» Exercise goal
For every line in the entries that contains "info", show the whole line.

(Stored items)

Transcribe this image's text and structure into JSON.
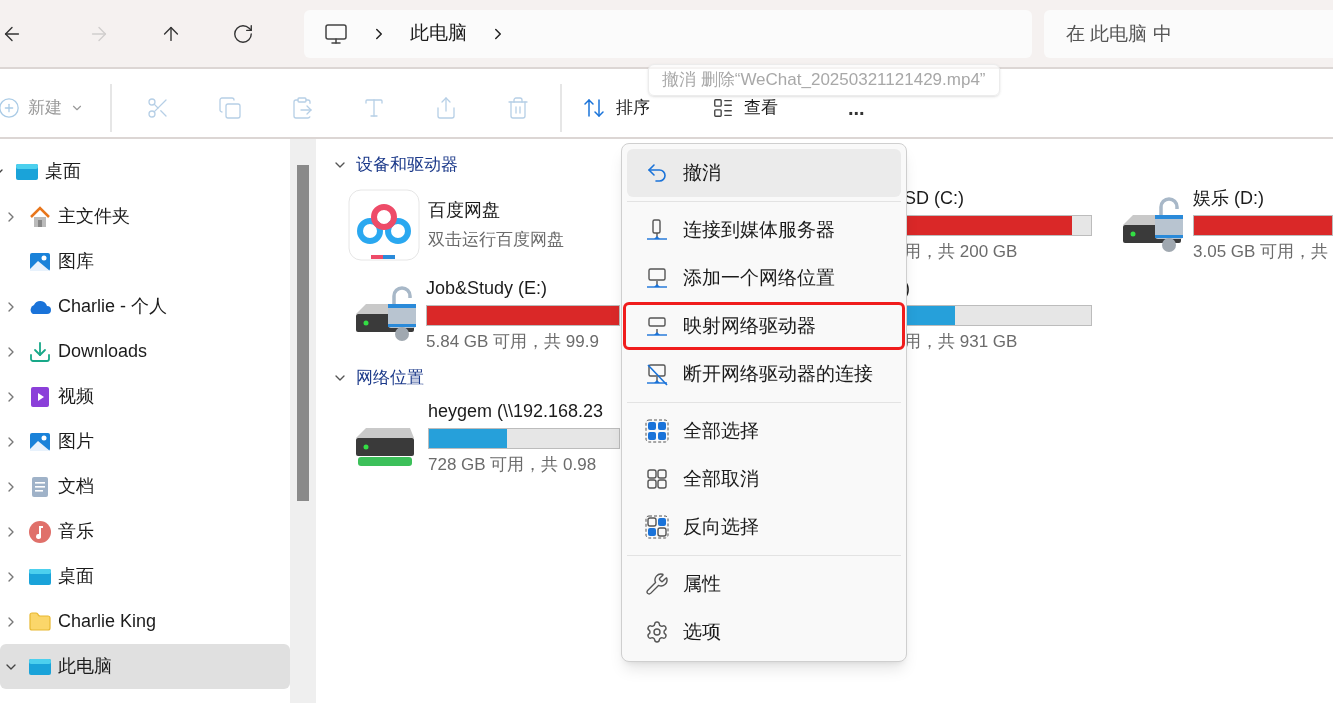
{
  "nav_buttons": [
    {
      "disabled": false
    },
    {
      "disabled": true
    },
    {
      "disabled": false
    },
    {
      "disabled": false
    }
  ],
  "address_bar": {
    "crumbs": [
      "此电脑"
    ]
  },
  "search": {
    "placeholder": "在 此电脑 中"
  },
  "toolbar": {
    "new": {
      "label": "新建",
      "disabled": true
    },
    "actions": [
      {
        "disabled": true
      },
      {
        "disabled": true
      },
      {
        "disabled": true
      },
      {
        "disabled": true
      },
      {
        "disabled": true
      },
      {
        "disabled": true
      }
    ],
    "sort": {
      "label": "排序"
    },
    "view": {
      "label": "查看"
    },
    "more": {
      "label": "..."
    }
  },
  "tooltip": {
    "text": "撤消 删除“WeChat_20250321121429.mp4”"
  },
  "sidebar": {
    "items": [
      {
        "label": "桌面",
        "expandable": true,
        "expanded": true,
        "selected": false,
        "children": [
          {
            "label": "主文件夹",
            "expandable": true,
            "expanded": false,
            "selected": false
          },
          {
            "label": "图库",
            "expandable": false,
            "selected": false
          },
          {
            "label": "Charlie - 个人",
            "expandable": true,
            "expanded": false,
            "selected": false
          },
          {
            "label": "Downloads",
            "expandable": true,
            "expanded": false,
            "selected": false
          },
          {
            "label": "视频",
            "expandable": true,
            "expanded": false,
            "selected": false
          },
          {
            "label": "图片",
            "expandable": true,
            "expanded": false,
            "selected": false
          },
          {
            "label": "文档",
            "expandable": true,
            "expanded": false,
            "selected": false
          },
          {
            "label": "音乐",
            "expandable": true,
            "expanded": false,
            "selected": false
          },
          {
            "label": "桌面",
            "expandable": true,
            "expanded": false,
            "selected": false
          },
          {
            "label": "Charlie King",
            "expandable": true,
            "expanded": false,
            "selected": false
          },
          {
            "label": "此电脑",
            "expandable": true,
            "expanded": true,
            "selected": true
          }
        ]
      }
    ]
  },
  "sections": [
    {
      "title": "设备和驱动器",
      "expanded": true,
      "rows": [
        [
          {
            "kind": "app",
            "name": "百度网盘",
            "subtitle": "双击运行百度网盘"
          },
          {
            "kind": "partly_hidden",
            "name": "SD (C:)",
            "level": 0.9,
            "info": "用，共 200 GB"
          },
          {
            "kind": "locked_drive",
            "name": "娱乐 (D:)",
            "level": 1,
            "info": "3.05 GB 可用，共"
          }
        ],
        [
          {
            "kind": "locked_drive",
            "name": "Job&Study (E:)",
            "level": 1,
            "info": "5.84 GB 可用，共 99.9"
          },
          {
            "kind": "partly_hidden",
            "name": ")",
            "level": 0.27,
            "info": "用，共 931 GB"
          }
        ]
      ]
    },
    {
      "title": "网络位置",
      "expanded": true,
      "rows": [
        [
          {
            "kind": "network_drive",
            "name": "heygem (\\\\192.168.23",
            "level": 0.41,
            "info": "728 GB 可用，共 0.98"
          }
        ]
      ]
    }
  ],
  "context_menu": {
    "groups": [
      [
        {
          "label": "撤消",
          "highlighted": true,
          "marked": false
        }
      ],
      [
        {
          "label": "连接到媒体服务器",
          "highlighted": false,
          "marked": false
        },
        {
          "label": "添加一个网络位置",
          "highlighted": false,
          "marked": false
        },
        {
          "label": "映射网络驱动器",
          "highlighted": false,
          "marked": true
        },
        {
          "label": "断开网络驱动器的连接",
          "highlighted": false,
          "marked": false
        }
      ],
      [
        {
          "label": "全部选择",
          "highlighted": false,
          "marked": false
        },
        {
          "label": "全部取消",
          "highlighted": false,
          "marked": false
        },
        {
          "label": "反向选择",
          "highlighted": false,
          "marked": false
        }
      ],
      [
        {
          "label": "属性",
          "highlighted": false,
          "marked": false
        },
        {
          "label": "选项",
          "highlighted": false,
          "marked": false
        }
      ]
    ]
  }
}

» Result of the task
            "info": "用，共 200 GB"
            "info": "3.05 GB 可用，共"
            "info": "5.84 GB 可用，共 99.9"
            "info": "用，共 931 GB"
            "info": "728 GB 可用，共 0.98"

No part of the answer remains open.